■ EXERCISE MATERIAL
*** Begin section ***
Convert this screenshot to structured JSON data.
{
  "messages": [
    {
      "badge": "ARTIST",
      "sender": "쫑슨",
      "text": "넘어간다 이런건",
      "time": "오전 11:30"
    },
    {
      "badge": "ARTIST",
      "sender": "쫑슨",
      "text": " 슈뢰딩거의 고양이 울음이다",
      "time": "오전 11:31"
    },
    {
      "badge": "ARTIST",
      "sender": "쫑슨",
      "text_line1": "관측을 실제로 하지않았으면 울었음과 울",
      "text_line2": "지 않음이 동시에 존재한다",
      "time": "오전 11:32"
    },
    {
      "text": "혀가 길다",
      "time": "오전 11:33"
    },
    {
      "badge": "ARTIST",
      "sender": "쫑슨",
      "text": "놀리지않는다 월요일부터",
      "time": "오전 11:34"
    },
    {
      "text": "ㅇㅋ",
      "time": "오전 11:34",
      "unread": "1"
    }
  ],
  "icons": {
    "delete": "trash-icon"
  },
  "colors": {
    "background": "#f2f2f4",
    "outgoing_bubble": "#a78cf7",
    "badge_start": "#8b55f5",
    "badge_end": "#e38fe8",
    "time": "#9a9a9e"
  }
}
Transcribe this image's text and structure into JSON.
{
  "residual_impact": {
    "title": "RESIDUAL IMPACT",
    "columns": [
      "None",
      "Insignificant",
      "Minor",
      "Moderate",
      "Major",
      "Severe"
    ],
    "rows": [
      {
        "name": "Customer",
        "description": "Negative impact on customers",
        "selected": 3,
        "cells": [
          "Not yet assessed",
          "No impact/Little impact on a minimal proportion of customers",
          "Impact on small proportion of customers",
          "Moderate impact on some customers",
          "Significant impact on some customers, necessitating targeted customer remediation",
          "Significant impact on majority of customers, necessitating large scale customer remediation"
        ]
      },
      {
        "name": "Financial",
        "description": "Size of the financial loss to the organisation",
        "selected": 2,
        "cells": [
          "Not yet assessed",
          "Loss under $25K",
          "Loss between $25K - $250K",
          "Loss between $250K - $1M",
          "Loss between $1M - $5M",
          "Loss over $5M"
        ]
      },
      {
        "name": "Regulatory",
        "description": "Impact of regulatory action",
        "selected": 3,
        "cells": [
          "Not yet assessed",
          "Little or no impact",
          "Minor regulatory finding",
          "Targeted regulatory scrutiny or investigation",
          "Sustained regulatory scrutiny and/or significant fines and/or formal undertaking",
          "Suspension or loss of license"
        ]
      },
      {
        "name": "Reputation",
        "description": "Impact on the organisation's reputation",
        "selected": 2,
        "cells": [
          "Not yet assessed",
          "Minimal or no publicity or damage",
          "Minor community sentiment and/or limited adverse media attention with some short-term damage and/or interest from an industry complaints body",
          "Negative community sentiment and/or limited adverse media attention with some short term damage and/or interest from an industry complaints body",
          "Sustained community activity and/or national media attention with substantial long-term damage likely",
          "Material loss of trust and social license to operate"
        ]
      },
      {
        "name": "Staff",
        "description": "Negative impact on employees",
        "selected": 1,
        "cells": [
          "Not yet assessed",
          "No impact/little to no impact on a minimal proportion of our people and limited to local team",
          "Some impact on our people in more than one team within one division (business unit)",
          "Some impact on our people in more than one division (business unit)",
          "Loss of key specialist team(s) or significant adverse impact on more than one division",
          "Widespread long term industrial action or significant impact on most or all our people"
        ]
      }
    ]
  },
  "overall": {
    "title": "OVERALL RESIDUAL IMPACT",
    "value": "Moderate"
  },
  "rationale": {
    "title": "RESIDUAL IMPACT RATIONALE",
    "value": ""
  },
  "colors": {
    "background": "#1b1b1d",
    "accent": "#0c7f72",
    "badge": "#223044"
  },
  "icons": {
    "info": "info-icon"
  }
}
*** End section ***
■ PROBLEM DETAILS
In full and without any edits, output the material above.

■ FINISHED EXERCISE
Convert this screenshot to structured JSON data.
{
  "messages": [
    {
      "badge": "ARTIST",
      "sender": "쫑슨",
      "text": "넘어간다 이런건",
      "time": "오전 11:30"
    },
    {
      "badge": "ARTIST",
      "sender": "쫑슨",
      "text": " 슈뢰딩거의 고양이 울음이다",
      "time": "오전 11:31"
    },
    {
      "badge": "ARTIST",
      "sender": "쫑슨",
      "text_line1": "관측을 실제로 하지않았으면 울었음과 울",
      "text_line2": "지 않음이 동시에 존재한다",
      "time": "오전 11:32"
    },
    {
      "text": "혀가 길다",
      "time": "오전 11:33"
    },
    {
      "badge": "ARTIST",
      "sender": "쫑슨",
      "text": "놀리지않는다 월요일부터",
      "time": "오전 11:34"
    },
    {
      "text": "ㅇㅋ",
      "time": "오전 11:34",
      "unread": "1"
    }
  ],
  "icons": {
    "delete": "trash-icon"
  },
  "colors": {
    "background": "#f2f2f4",
    "outgoing_bubble": "#a78cf7",
    "badge_start": "#8b55f5",
    "badge_end": "#e38fe8",
    "time": "#9a9a9e"
  }
}
Transcribe this image's text and structure into JSON.
{
  "residual_impact": {
    "title": "RESIDUAL IMPACT",
    "columns": [
      "None",
      "Insignificant",
      "Minor",
      "Moderate",
      "Major",
      "Severe"
    ],
    "rows": [
      {
        "name": "Customer",
        "description": "Negative impact on customers",
        "selected": 3,
        "cells": [
          "Not yet assessed",
          "No impact/Little impact on a minimal proportion of customers",
          "Impact on small proportion of customers",
          "Moderate impact on some customers",
          "Significant impact on some customers, necessitating targeted customer remediation",
          "Significant impact on majority of customers, necessitating large scale customer remediation"
        ]
      },
      {
        "name": "Financial",
        "description": "Size of the financial loss to the organisation",
        "selected": 2,
        "cells": [
          "Not yet assessed",
          "Loss under $25K",
          "Loss between $25K - $250K",
          "Loss between $250K - $1M",
          "Loss between $1M - $5M",
          "Loss over $5M"
        ]
      },
      {
        "name": "Regulatory",
        "description": "Impact of regulatory action",
        "selected": 3,
        "cells": [
          "Not yet assessed",
          "Little or no impact",
          "Minor regulatory finding",
          "Targeted regulatory scrutiny or investigation",
          "Sustained regulatory scrutiny and/or significant fines and/or formal undertaking",
          "Suspension or loss of license"
        ]
      },
      {
        "name": "Reputation",
        "description": "Impact on the organisation's reputation",
        "selected": 2,
        "cells": [
          "Not yet assessed",
          "Minimal or no publicity or damage",
          "Minor community sentiment and/or limited adverse media attention with some short-term damage and/or interest from an industry complaints body",
          "Negative community sentiment and/or limited adverse media attention with some short term damage and/or interest from an industry complaints body",
          "Sustained community activity and/or national media attention with substantial long-term damage likely",
          "Material loss of trust and social license to operate"
        ]
      },
      {
        "name": "Staff",
        "description": "Negative impact on employees",
        "selected": 1,
        "cells": [
          "Not yet assessed",
          "No impact/little to no impact on a minimal proportion of our people and limited to local team",
          "Some impact on our people in more than one team within one division (business unit)",
          "Some impact on our people in more than one division (business unit)",
          "Loss of key specialist team(s) or significant adverse impact on more than one division",
          "Widespread long term industrial action or significant impact on most or all our people"
        ]
      }
    ]
  },
  "overall": {
    "title": "OVERALL RESIDUAL IMPACT",
    "value": "Moderate"
  },
  "rationale": {
    "title": "RESIDUAL IMPACT RATIONALE",
    "value": ""
  },
  "colors": {
    "background": "#1b1b1d",
    "accent": "#0c7f72",
    "badge": "#223044"
  },
  "icons": {
    "info": "info-icon"
  }
}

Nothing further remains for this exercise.